MP: Well, it was not my idea, I went along with it. That whole idea was from my trumpet player at the time, Richard Griffin. We called him Cush. We had a couple of friends that had joined James’ band, the James Brown Band, from Nashville, and I guess it inspired him to write that little thing. The whistle part, and the “pick up your feet” part, what was it, “pick up your feet, play your part, drive, drive, drive” came from the school that Melvin and I were at, which was North Carolina E&T in Greensboro. That’s something we used to sing. We incorporated that because it was like a march.

LE: You’ve served as a sideman to James Brown, Parliament/Funkadelic, and Prince. You’ve worked with artists like Kenny Neal, Candy Dulfer, Ani DiFranco. Do you approach your playing any differently when you are not the leader of the group, as opposed to when you’re the leader?

MP: No. I just dig down within my soul and within myself to try to come up with something funky. I always try anyway. People say, wouldn’t it be nice to have that guy that worked with James Brown come up with something (for a track). They’ve come up with something that reminds them of, or sounds like, something James Brown would do or something funky in the same kind of vein, and my name comes up. So I figure that’s what they want, something I would do if I’m working with him. It’s very easy and natural for me. I just realize that the funky style is natural for me, just as some guys can pitch a baseball, or hit a baseball, throw a football. It’s just something natural I could do from birth I guess.

LE: How did this current appearance with Christian McBride come about?

MP: I don’t know, but I’m excited about it. We’ve worked together. We were on the same stage a while back, some festival, or something where we’ve collaborated. Either we’re on the same stage doing a couple of tunes together or he’s with a group and I’m with a group. These things happen in this business. You follow your schedule, your itinerary, and however it turns out, it’s fun, it’s okay.

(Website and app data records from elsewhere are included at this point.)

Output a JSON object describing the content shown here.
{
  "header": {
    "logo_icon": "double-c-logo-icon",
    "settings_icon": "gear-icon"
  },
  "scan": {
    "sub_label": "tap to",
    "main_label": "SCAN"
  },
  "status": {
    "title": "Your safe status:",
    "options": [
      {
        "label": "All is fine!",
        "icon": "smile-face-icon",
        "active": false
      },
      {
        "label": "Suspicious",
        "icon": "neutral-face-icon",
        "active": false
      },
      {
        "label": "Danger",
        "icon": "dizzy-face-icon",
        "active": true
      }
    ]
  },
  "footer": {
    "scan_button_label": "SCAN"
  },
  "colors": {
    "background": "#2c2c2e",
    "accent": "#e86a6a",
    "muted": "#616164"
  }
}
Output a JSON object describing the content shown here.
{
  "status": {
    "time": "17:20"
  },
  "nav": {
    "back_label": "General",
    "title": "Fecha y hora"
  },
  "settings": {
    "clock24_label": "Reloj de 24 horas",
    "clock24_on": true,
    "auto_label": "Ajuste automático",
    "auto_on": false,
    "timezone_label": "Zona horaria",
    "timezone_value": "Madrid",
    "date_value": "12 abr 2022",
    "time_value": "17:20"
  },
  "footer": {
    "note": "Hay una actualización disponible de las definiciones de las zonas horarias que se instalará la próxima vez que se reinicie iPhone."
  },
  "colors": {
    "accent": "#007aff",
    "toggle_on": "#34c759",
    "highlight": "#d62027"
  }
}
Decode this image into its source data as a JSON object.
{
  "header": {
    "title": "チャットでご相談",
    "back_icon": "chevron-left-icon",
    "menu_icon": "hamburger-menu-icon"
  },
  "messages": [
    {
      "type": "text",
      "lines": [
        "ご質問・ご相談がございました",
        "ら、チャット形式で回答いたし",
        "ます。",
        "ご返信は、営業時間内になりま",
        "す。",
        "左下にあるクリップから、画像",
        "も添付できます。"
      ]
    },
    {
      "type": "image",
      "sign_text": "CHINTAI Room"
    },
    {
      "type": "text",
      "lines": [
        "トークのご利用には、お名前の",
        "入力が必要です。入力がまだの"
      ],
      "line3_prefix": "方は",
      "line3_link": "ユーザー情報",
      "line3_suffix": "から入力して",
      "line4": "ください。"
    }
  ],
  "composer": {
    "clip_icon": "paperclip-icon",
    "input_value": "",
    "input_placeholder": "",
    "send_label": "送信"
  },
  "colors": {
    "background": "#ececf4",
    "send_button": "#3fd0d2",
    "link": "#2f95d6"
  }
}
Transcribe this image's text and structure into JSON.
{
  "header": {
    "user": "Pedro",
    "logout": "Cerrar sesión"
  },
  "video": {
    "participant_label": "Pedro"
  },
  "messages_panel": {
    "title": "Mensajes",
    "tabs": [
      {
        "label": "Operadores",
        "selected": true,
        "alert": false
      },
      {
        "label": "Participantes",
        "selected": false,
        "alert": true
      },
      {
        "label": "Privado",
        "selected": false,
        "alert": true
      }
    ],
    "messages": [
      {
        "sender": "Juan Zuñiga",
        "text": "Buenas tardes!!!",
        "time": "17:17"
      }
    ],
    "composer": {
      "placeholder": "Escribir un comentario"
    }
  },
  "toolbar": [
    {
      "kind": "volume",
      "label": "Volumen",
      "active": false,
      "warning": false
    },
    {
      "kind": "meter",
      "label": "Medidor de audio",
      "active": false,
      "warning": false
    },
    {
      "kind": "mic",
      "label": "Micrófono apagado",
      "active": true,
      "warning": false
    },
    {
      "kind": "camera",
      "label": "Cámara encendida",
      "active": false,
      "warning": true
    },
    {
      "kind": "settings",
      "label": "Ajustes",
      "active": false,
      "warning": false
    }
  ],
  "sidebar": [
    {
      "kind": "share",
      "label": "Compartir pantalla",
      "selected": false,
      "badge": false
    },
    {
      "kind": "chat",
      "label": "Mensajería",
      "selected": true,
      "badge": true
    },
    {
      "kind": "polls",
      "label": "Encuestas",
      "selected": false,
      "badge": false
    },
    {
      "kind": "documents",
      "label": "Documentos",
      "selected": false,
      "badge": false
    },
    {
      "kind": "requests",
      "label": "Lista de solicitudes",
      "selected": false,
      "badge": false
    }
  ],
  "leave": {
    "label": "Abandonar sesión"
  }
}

That’s what makes it exciting as you tour month after month, and year after year. You get to the point where you start looking forward to things like this where you cross-breed with other musicians.

LE: I believe you’re doing an appearance with the African tribute to James Brown.

MP: Well, there’s some stuff coming up, I think they call it, Still Black, Still Proud. I’m doing stuff like that too. [Ed note: Coming to the Ordway Theater in Saint Paul on November 22, 2011]

LE: We look forward to seeing you on Sunday, May 22nd.

MP: Thank you, and like we say all the time when I perform, on behalf of all of us, we love you.

 

 


%d bloggers like this: